Northwestern Student Protests Whitman October 15, 2013: The Chicago Reader posted a piece about a Northwestern music student's protest to performing a Walt Whitman poem: Last spring quarter, Northwestern University music student Timothy McNair, a master's candidate in voice, had a problem with an assignment in Professor Donald Nally's chorale class. Among the pieces the class was required to [...] by

A Wilde and Whitman One Night Stand? September 18, 2013: The Toast recently posted an enthusiastic piece about the possibility of an Oscar Wilde and Walt Whitman, er, close encounter: Because mine is an evil and a petty mind, suitable more to wallowing in the sordid sexual goings-on of literary giants than in reading their work, I take every opportunity I can to inform people who may not [...] by

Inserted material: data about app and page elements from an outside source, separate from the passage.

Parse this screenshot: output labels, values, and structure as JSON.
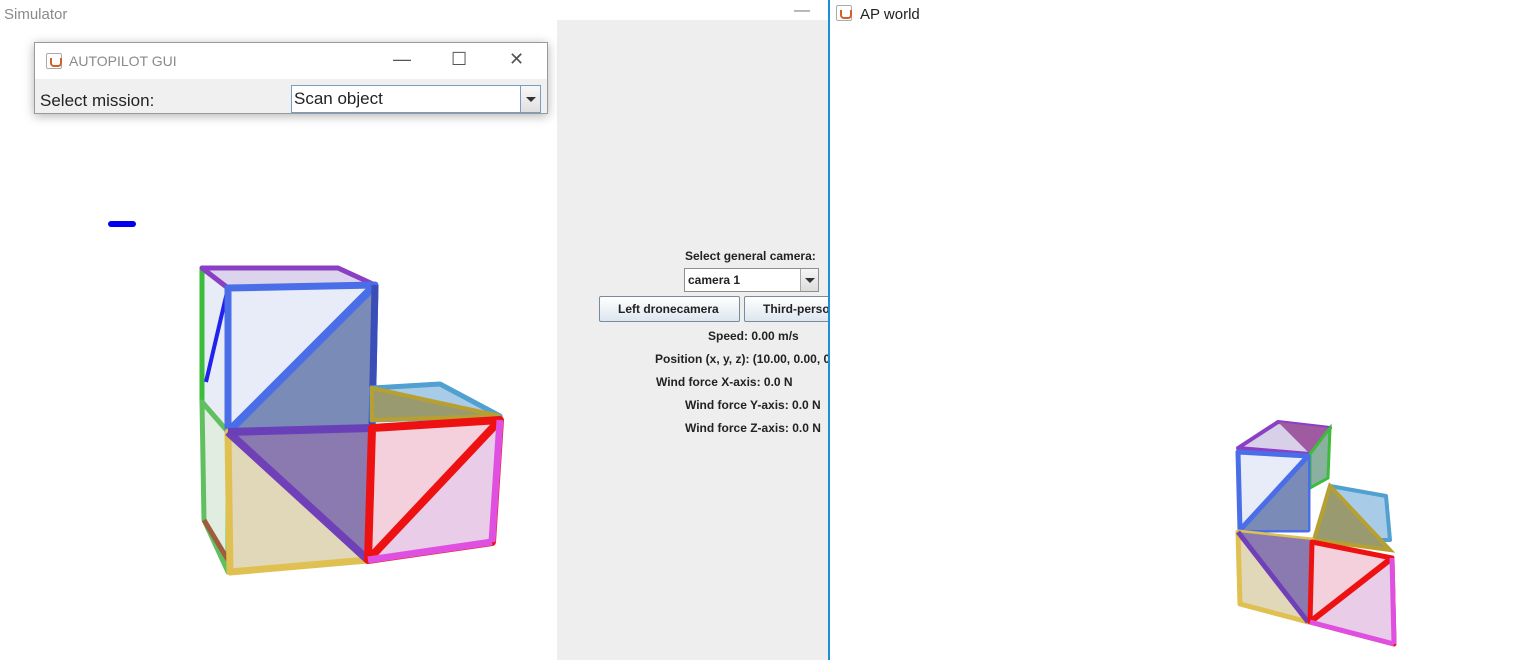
{
  "simulator": {
    "title": "Simulator",
    "minimize_glyph": "—",
    "viewport_marker_color": "#0000ee"
  },
  "autopilot_window": {
    "title": "AUTOPILOT GUI",
    "controls": {
      "minimize": "—",
      "maximize": "☐",
      "close": "✕"
    },
    "mission_label": "Select mission:",
    "mission_value": "Scan object"
  },
  "control_panel": {
    "camera_label": "Select general camera:",
    "camera_value": "camera 1",
    "left_camera_button": "Left dronecamera",
    "third_person_button": "Third-perso",
    "speed": "Speed: 0.00 m/s",
    "position": "Position (x, y, z): (10.00, 0.00, 0",
    "wind_x": "Wind force X-axis: 0.0 N",
    "wind_y": "Wind force Y-axis: 0.0 N",
    "wind_z": "Wind force Z-axis: 0.0 N"
  },
  "ap_world": {
    "title": "AP world",
    "border_color": "#1c8fd8"
  },
  "cube_colors": [
    "#4169e1",
    "#7b3fc4",
    "#ee1111",
    "#e050e0",
    "#e0c050",
    "#50c050",
    "#50a0d0",
    "#b0a030",
    "#a06040"
  ]
}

Google Glass and the John Ashbery Effect June 19, 2013: Thanks to the New York School Poets (blog) we found this article by Virginia Heffernan about trying Google Glass and the experience's relationship to poetry. In order to be one of the first to try Google Glass, Heffernan wrote a proposal to Google explaining that she would explore the poetry and grief of the technorati's newest accessory. [...] by

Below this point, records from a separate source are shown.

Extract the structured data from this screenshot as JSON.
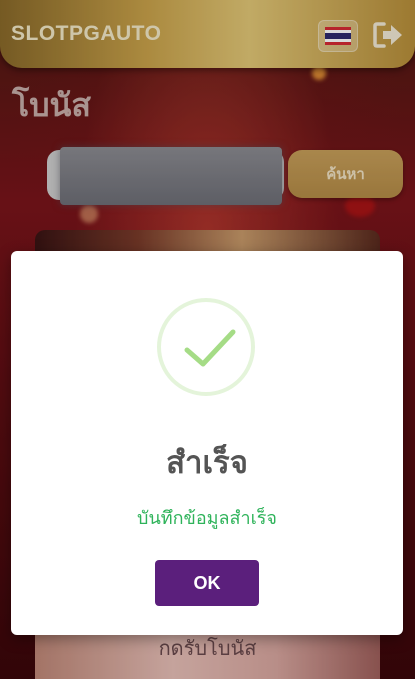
{
  "header": {
    "brand": "SLOTPGAUTO",
    "flag_icon": "thailand-flag-icon",
    "logout_icon": "logout-icon"
  },
  "page": {
    "title": "โบนัส"
  },
  "search": {
    "value": "",
    "button_label": "ค้นหา"
  },
  "promo_card": {
    "claim_label": "กดรับโบนัส"
  },
  "modal": {
    "icon": "success-check-icon",
    "title": "สำเร็จ",
    "message": "บันทึกข้อมูลสำเร็จ",
    "ok_label": "OK"
  },
  "colors": {
    "header_gold": "#c9a24a",
    "success_green": "#2eb35a",
    "check_green": "#a5dc86",
    "ok_purple": "#5b1f7c",
    "background_red": "#7a141a"
  }
}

The Believer Reveals Something We Did Not Already Know About Ezra Pound And Walt Whitman May 17, 2013: -the story of Sadakichi Hartmann, a bohemian artist who befriended both Walt Whitman and Ezra Pound! Who the heck is Sadakichi Hartmann? Well friends, The Believer's Michelle Legro has done the legwork here and if you thought you knew all the crazy anecdotes there are to know about the great and powerful poets Ezra Pound and Walt Whitman, [...] by

On Depression, Poets, & Candy April 10, 2013: In high school a friend of mine, who was suffering through the relentlessly miserable alienation of a suburban public education, was diagnosed with “Emotional Disorder.” Emotional Disorder! She is, no surprise, a poet and artist. Don’t all poets suffer from Emotional Disorder? Paisley Rekdal so wittily describes the difficulties of [...] by

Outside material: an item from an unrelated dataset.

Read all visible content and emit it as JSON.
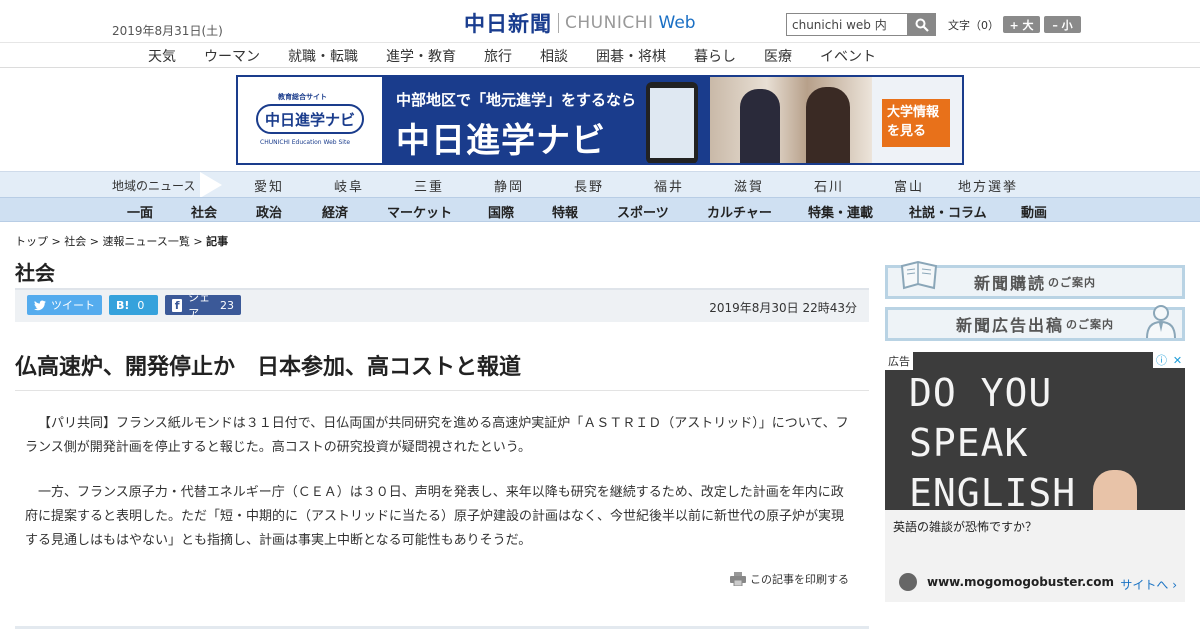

NYT Looks to Walt Whitman as U.S. Centers on Immigration Reform February 4, 2013: The New York Times's City Room blog reflects on the words of Walt Whitman in its consideration of the immigration reform at hand: City Room was reminded that more than 100 years ago one of America’s greatest poets, Walt Whitman, offered his own reflection of the nation’s shifting population and in particular the role of people of [...] by

Natasha Trethewey (SRO) on Whitman and the Civil War January 31, 2013: The Washington Post reports on PLOTUS Natasha Trethewey's recent lecture at the Library of Congress, in which she argued that "One hundred and fifty years later, Americans are still fighting the Civil War... The field of battle is now historical memory, and gatling guns have been replaced by symbols, but the contest over what sort of nation this [...] by

Walt Whitman Manuscript at NYPL: ‘Go, said his soul to a poet’ July 26, 2012: Ah wow: The New York Public Library just added a scan of a Walt Whitman manuscript to their Tumblr: "Go, said his soul to a poet." From the Berg Collection. More info: The manuscript is comprised of two unequal-sized sheets of paper pasted together. Note in ink in Whitman’s hand running along upper left says: “Scrap of Rough Draft / [...] by

Robert Pinsky Discusses Ben Jonson’s Speaker at Slate July 17, 2012: Slate posted a nice bit of poetry criticism by Robert Pinsky today. Using poems by Walt Whitman and Elizabeth Bishop as launchpads, Pinsky dives in to Ben Jonson's "On My First Son" to bring out the virtues of the poet as speaker: I'm moved by Jonson's “On My First Son” in what might be called a personal way: The first-person [...] by